Action item:
Give back all the data exactly, line by line.

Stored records
------------------------------------------------------------
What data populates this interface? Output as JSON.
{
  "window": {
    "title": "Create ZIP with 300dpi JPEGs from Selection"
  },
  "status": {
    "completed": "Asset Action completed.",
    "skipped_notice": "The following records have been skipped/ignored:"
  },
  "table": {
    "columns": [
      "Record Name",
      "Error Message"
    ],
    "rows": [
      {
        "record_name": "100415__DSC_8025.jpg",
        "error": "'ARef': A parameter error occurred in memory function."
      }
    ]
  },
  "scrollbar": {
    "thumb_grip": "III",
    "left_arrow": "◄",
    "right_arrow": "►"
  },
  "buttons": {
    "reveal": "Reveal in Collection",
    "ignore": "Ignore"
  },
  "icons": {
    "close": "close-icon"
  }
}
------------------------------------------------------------
Answer section:
What data populates this interface? Output as JSON.
{
  "window": {
    "title": "Create ZIP with 300dpi JPEGs from Selection"
  },
  "status": {
    "completed": "Asset Action completed.",
    "skipped_notice": "The following records have been skipped/ignored:"
  },
  "table": {
    "columns": [
      "Record Name",
      "Error Message"
    ],
    "rows": [
      {
        "record_name": "100415__DSC_8025.jpg",
        "error": "'ARef': A parameter error occurred in memory function."
      }
    ]
  },
  "scrollbar": {
    "thumb_grip": "III",
    "left_arrow": "◄",
    "right_arrow": "►"
  },
  "buttons": {
    "reveal": "Reveal in Collection",
    "ignore": "Ignore"
  },
  "icons": {
    "close": "close-icon"
  }
}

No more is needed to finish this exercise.